In 1997 Microsoft Slate.com hosted a four-part “e-mail” Dialogue between a 26-year-old Tucker Carlson, then a writer for the Weekly Standard, and David Brock, just before he formally parted ways with the American Spectator.

The most concise historical context is that David Brock, who went on to form the non-profit 501(3)(c) Democrat/Obama/Clinton advocacy organization (I think this is a violation of various tax codes, but no one cares what I think) Media Matters, was a fake Conservative whose genuinity, sincerity of conservatism lay not in anything he believed, a set of core personal ethos, or a political philosophy but in that he took the side of one set of partisans against the other side. He considered himself “right-wing” because he wrote articles and books defending Conservatives, advocating their positions, and attacking leftists. I don’t know why he joined that group in the first place because it obviously did not have anything to do with his ever-lasting principles; no one who holds Conservative beliefs, however it is defined, joins the other side out of a disagreement in tactics or message tone. No person of integrity goes from protecting life from abortion to insisting that babies can be forcefully and prematurely torn from the mother’s womb simply because they find the tone of the anti-abortion message distasteful and I cannot think of anyone that truly believes in the Austrian economic system switching to a command-economy philosophy just because he does not like how various libertarians make their case. Anyone who switches sides on the grounds of the message is a liar. That is context.

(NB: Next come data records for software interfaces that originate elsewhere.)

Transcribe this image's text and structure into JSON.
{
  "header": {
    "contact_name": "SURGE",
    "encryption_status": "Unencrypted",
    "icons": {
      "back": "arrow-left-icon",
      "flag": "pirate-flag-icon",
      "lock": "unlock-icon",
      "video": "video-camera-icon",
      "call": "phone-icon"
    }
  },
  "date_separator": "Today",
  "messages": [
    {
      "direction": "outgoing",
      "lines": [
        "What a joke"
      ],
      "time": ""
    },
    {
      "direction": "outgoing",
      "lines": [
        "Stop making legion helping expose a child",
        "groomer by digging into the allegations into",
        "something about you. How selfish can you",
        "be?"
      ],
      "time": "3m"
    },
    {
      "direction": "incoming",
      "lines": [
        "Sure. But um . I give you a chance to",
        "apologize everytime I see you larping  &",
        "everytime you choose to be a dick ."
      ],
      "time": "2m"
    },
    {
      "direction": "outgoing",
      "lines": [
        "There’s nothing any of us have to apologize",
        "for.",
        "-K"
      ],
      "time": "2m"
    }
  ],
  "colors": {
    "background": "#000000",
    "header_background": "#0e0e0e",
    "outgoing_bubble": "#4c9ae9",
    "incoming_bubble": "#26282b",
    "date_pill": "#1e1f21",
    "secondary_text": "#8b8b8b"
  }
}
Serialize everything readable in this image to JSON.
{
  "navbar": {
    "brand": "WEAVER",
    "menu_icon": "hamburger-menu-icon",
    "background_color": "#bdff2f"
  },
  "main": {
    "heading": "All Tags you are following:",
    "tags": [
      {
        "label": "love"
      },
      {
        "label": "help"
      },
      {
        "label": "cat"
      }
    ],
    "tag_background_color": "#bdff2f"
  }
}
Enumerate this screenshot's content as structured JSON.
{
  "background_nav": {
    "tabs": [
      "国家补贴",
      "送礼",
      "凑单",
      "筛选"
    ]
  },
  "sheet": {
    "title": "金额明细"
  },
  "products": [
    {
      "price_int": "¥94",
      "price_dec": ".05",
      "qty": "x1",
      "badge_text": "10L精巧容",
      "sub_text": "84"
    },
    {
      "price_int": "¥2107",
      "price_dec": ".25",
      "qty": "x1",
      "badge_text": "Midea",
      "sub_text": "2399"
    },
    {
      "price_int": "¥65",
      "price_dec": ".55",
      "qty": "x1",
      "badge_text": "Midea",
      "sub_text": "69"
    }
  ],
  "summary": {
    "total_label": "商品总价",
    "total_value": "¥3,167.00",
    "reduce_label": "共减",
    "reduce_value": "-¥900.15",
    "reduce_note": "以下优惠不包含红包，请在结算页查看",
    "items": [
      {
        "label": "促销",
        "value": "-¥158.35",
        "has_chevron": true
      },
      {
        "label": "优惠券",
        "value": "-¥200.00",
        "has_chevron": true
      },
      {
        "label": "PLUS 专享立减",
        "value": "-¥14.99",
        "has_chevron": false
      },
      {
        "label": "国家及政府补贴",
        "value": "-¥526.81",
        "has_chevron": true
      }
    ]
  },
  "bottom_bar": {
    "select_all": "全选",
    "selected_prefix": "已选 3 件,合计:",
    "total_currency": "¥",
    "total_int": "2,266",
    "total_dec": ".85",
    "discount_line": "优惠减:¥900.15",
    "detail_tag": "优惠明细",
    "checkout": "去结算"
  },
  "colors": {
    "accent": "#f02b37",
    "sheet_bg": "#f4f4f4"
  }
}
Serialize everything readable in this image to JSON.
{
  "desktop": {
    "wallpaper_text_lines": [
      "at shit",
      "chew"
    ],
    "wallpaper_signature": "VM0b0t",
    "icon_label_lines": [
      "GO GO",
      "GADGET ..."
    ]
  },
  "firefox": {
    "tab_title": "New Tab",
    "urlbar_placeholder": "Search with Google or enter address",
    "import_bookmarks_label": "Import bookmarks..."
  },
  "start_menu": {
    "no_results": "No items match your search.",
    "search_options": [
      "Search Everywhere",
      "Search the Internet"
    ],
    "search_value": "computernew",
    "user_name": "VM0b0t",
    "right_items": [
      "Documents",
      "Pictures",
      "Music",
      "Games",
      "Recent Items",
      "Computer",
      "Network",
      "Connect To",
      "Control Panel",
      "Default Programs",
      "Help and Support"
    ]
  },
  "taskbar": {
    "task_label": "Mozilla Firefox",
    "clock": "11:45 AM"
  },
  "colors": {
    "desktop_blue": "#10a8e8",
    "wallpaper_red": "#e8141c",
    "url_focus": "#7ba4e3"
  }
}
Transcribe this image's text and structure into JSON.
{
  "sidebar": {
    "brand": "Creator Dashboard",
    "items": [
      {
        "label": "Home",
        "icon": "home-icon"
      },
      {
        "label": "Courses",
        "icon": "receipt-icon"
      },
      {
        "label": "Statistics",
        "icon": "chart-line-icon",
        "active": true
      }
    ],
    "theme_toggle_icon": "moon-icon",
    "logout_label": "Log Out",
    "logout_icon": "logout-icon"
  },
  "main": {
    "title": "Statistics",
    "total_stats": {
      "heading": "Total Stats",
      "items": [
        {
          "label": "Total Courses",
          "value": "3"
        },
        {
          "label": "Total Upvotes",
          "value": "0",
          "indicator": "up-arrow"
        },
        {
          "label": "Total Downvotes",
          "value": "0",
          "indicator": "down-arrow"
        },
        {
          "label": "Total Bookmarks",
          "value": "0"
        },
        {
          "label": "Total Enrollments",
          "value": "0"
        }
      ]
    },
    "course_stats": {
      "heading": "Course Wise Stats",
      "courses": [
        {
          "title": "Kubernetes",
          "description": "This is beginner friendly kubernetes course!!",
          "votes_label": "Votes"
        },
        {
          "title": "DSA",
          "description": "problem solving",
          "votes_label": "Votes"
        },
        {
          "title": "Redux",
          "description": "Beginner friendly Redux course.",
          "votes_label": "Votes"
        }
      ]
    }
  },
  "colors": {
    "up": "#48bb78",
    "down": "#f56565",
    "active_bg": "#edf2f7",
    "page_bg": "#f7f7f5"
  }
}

  • One of David Brock’s most famous jaunts as a “right-wing”er, a “right-wing hit man” was his defense of Clarence Thomas against Anita Hill.
  • Tucker Carlson is very young here; The Clinton administration is in the midst of its second term; National Review Online is young; the Republicans sitting in a state of power are in the federal Legislature and the Democrats control the White House so Conservative journalists are in the odd position of who to criticize and for whom to carry water.
  • It is pretty clear that no matter when you arrive in history it is not going to be possible for the “Conservatives” as a collective entity to provide a totally united, unified front on all levels.
  • Why should it?

There is a line of thought even now that writers should have the integrity of their own respective convictions while there are challenges for people to police those who supposedly think like them.

The dialogues, overall entitled “Right-Wing Journalism” consist of four entries:

  1. Tucker Carlson addresses and contradicts David Brock‘s claims of damage, hurt, injury, outcast, and censorship as fallout for breaking away from an orthodoxy.
  2. David Brock asserts charges of homogeneity in Conservative thought as a refutation to Carlson’s argument that Brock was attacked only by fringe thinkers.
  3. Tucker Carlson directly refutes the notion of a Conservative “party line”.
  4. David Brock insists that “Journalistic independence is often met on the Right with accusations of betrayal and social ostracism.”

Tucker Carlson in part 3 asserts the narrative of differing principles in a sort of ongoing discussion which includes obvious dissension and unity among various agents and agencies and David Brock in part 4 demonstrates that he only sees it in terms of allegiances and personal loyalty among the voting bloc.